> [Problem statement]:
The range runs from the line containing "Read all visible" through the last line of the material below; retype it exactly, leaving out the pictures.
━━━━━ Supplied material
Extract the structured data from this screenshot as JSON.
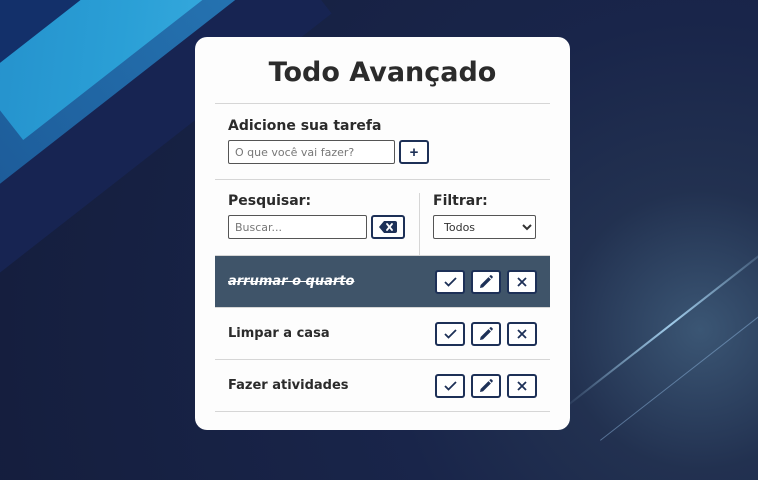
{
  "app": {
    "title": "Todo Avançado"
  },
  "add": {
    "label": "Adicione sua tarefa",
    "placeholder": "O que você vai fazer?",
    "button_icon": "plus-icon",
    "button_glyph": "+"
  },
  "search": {
    "label": "Pesquisar:",
    "placeholder": "Buscar...",
    "clear_icon": "backspace-icon"
  },
  "filter": {
    "label": "Filtrar:",
    "selected": "Todos",
    "options": [
      "Todos"
    ]
  },
  "todos": [
    {
      "text": "arrumar o quarto",
      "done": true
    },
    {
      "text": "Limpar a casa",
      "done": false
    },
    {
      "text": "Fazer atividades",
      "done": false
    }
  ],
  "icons": {
    "check": "check-icon",
    "edit": "pencil-icon",
    "remove": "close-icon"
  },
  "colors": {
    "accent": "#1d3057",
    "done_row": "#3f5469",
    "card": "#fdfdfd"
  }
}
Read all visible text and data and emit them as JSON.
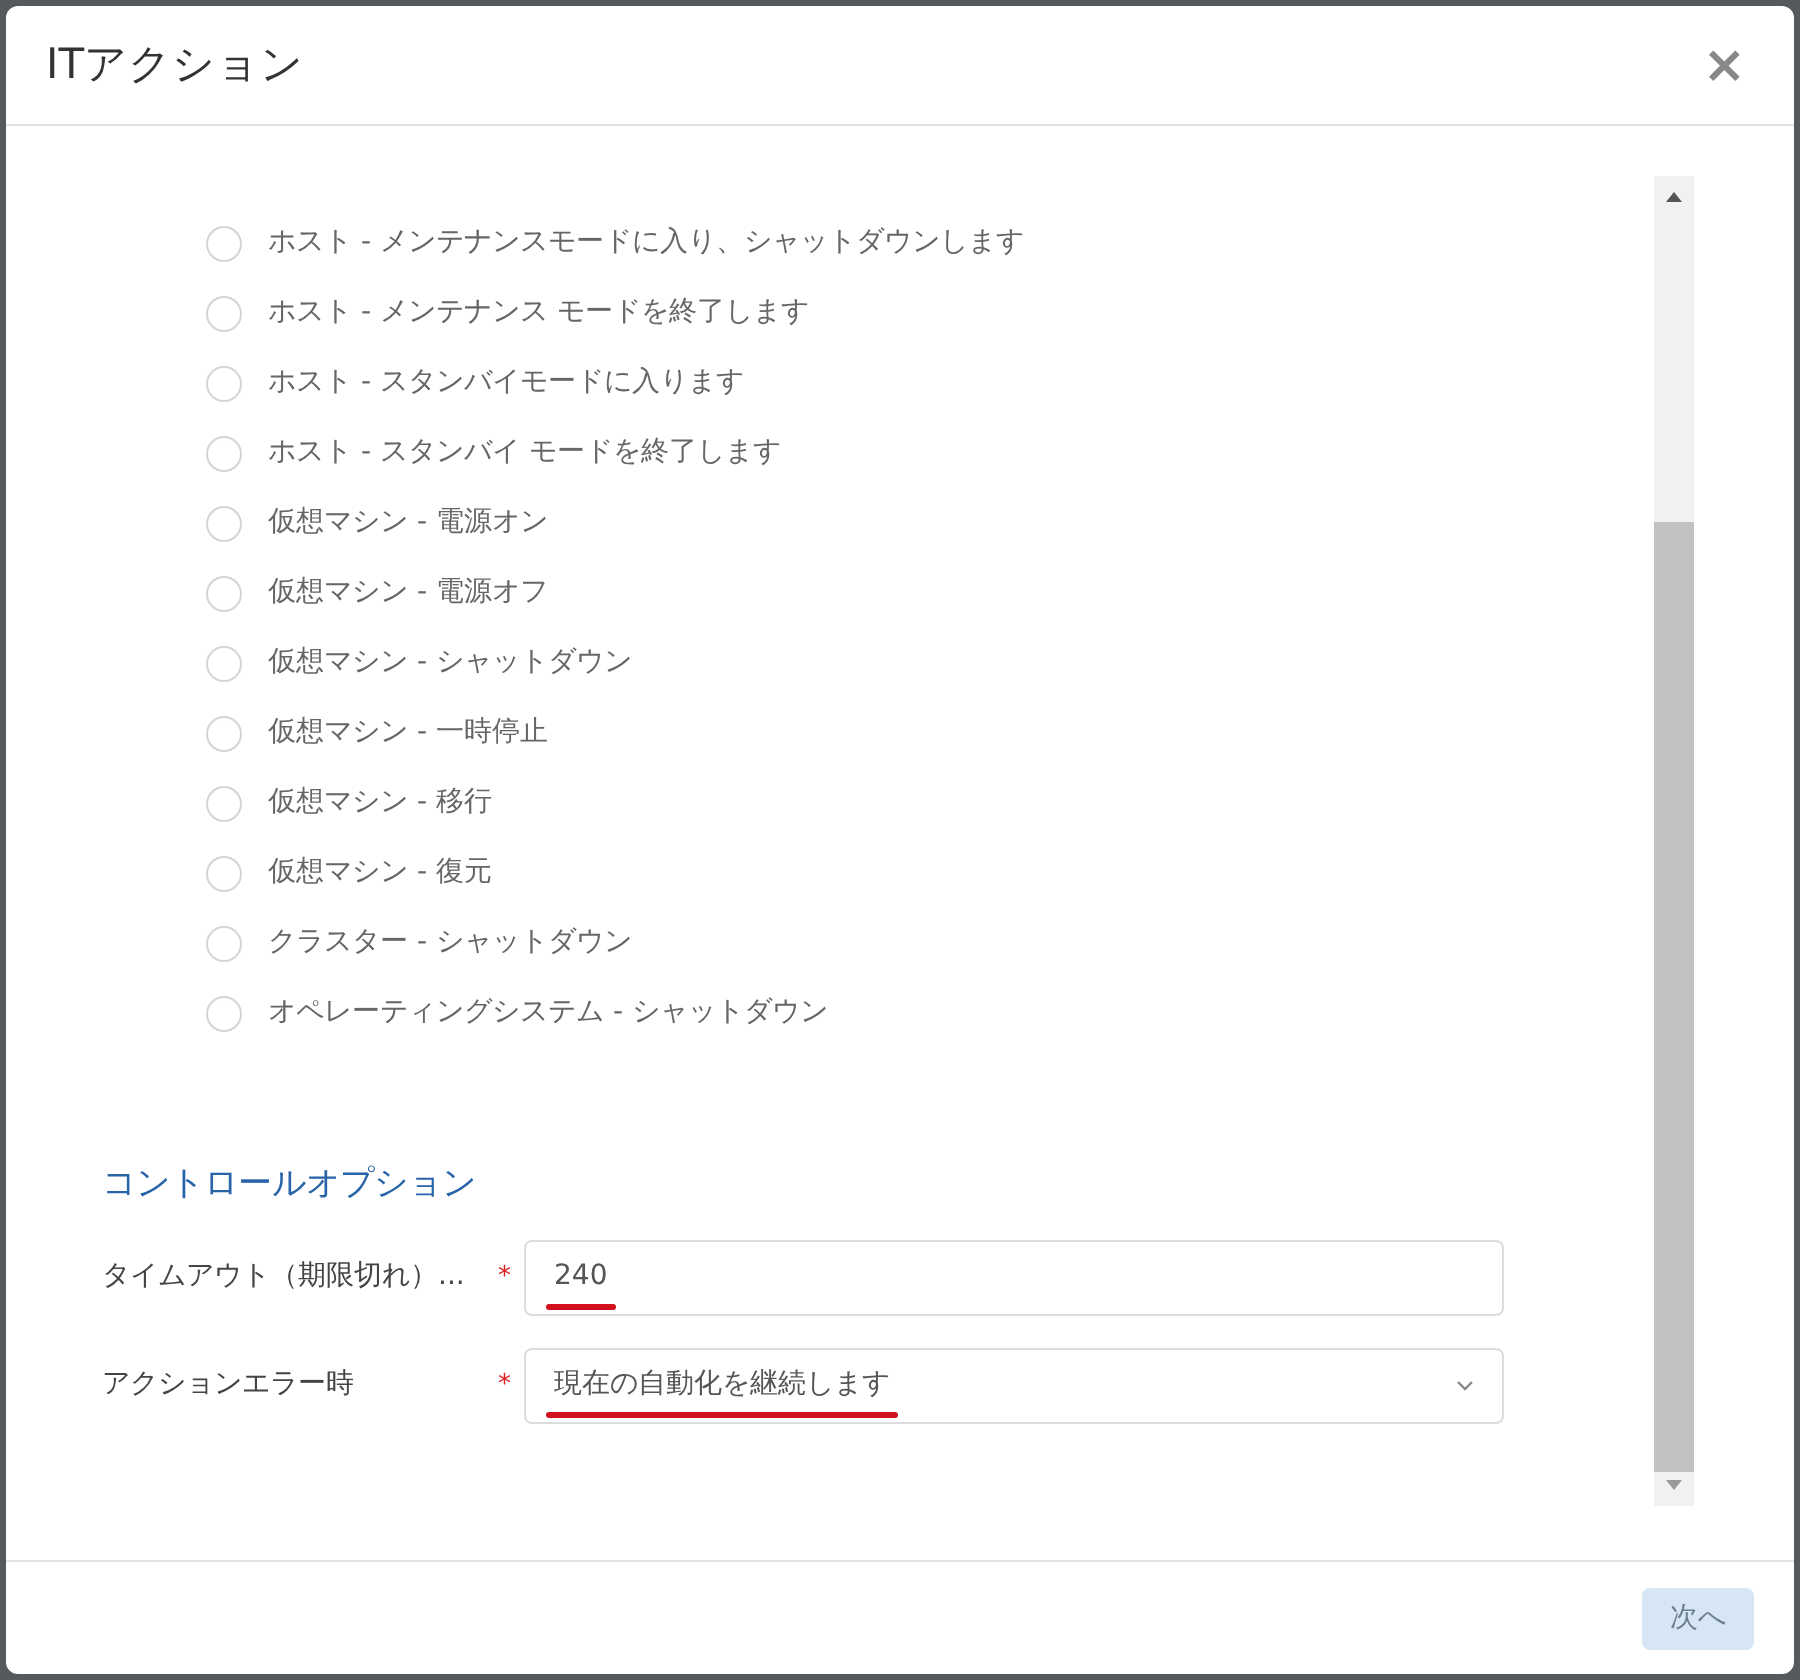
{
  "dialog": {
    "title": "ITアクション",
    "close": "×"
  },
  "actions": [
    {
      "label": "ホスト - メンテナンスモードに入り、シャットダウンします",
      "selected": false
    },
    {
      "label": "ホスト - メンテナンス モードを終了します",
      "selected": false
    },
    {
      "label": "ホスト - スタンバイモードに入ります",
      "selected": false
    },
    {
      "label": "ホスト - スタンバイ モードを終了します",
      "selected": false
    },
    {
      "label": "仮想マシン - 電源オン",
      "selected": false
    },
    {
      "label": "仮想マシン - 電源オフ",
      "selected": false
    },
    {
      "label": "仮想マシン - シャットダウン",
      "selected": false
    },
    {
      "label": "仮想マシン - 一時停止",
      "selected": false
    },
    {
      "label": "仮想マシン - 移行",
      "selected": false
    },
    {
      "label": "仮想マシン - 復元",
      "selected": false
    },
    {
      "label": "クラスター - シャットダウン",
      "selected": false
    },
    {
      "label": "オペレーティングシステム - シャットダウン",
      "selected": false
    }
  ],
  "control_options": {
    "heading": "コントロールオプション",
    "fields": [
      {
        "kind": "text",
        "label": "タイムアウト（期限切れ）...",
        "required": "*",
        "value": "240",
        "underlined": true
      },
      {
        "kind": "select",
        "label": "アクションエラー時",
        "required": "*",
        "value": "現在の自動化を継続します",
        "underlined": true
      }
    ]
  },
  "footer": {
    "next_button": "次へ"
  }
}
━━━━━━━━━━
> [Solution to the problem]:
Read all visible text and data and emit them as JSON.
{
  "dialog": {
    "title": "ITアクション",
    "close": "×"
  },
  "actions": [
    {
      "label": "ホスト - メンテナンスモードに入り、シャットダウンします",
      "selected": false
    },
    {
      "label": "ホスト - メンテナンス モードを終了します",
      "selected": false
    },
    {
      "label": "ホスト - スタンバイモードに入ります",
      "selected": false
    },
    {
      "label": "ホスト - スタンバイ モードを終了します",
      "selected": false
    },
    {
      "label": "仮想マシン - 電源オン",
      "selected": false
    },
    {
      "label": "仮想マシン - 電源オフ",
      "selected": false
    },
    {
      "label": "仮想マシン - シャットダウン",
      "selected": false
    },
    {
      "label": "仮想マシン - 一時停止",
      "selected": false
    },
    {
      "label": "仮想マシン - 移行",
      "selected": false
    },
    {
      "label": "仮想マシン - 復元",
      "selected": false
    },
    {
      "label": "クラスター - シャットダウン",
      "selected": false
    },
    {
      "label": "オペレーティングシステム - シャットダウン",
      "selected": false
    }
  ],
  "control_options": {
    "heading": "コントロールオプション",
    "fields": [
      {
        "kind": "text",
        "label": "タイムアウト（期限切れ）...",
        "required": "*",
        "value": "240",
        "underlined": true
      },
      {
        "kind": "select",
        "label": "アクションエラー時",
        "required": "*",
        "value": "現在の自動化を継続します",
        "underlined": true
      }
    ]
  },
  "footer": {
    "next_button": "次へ"
  }
}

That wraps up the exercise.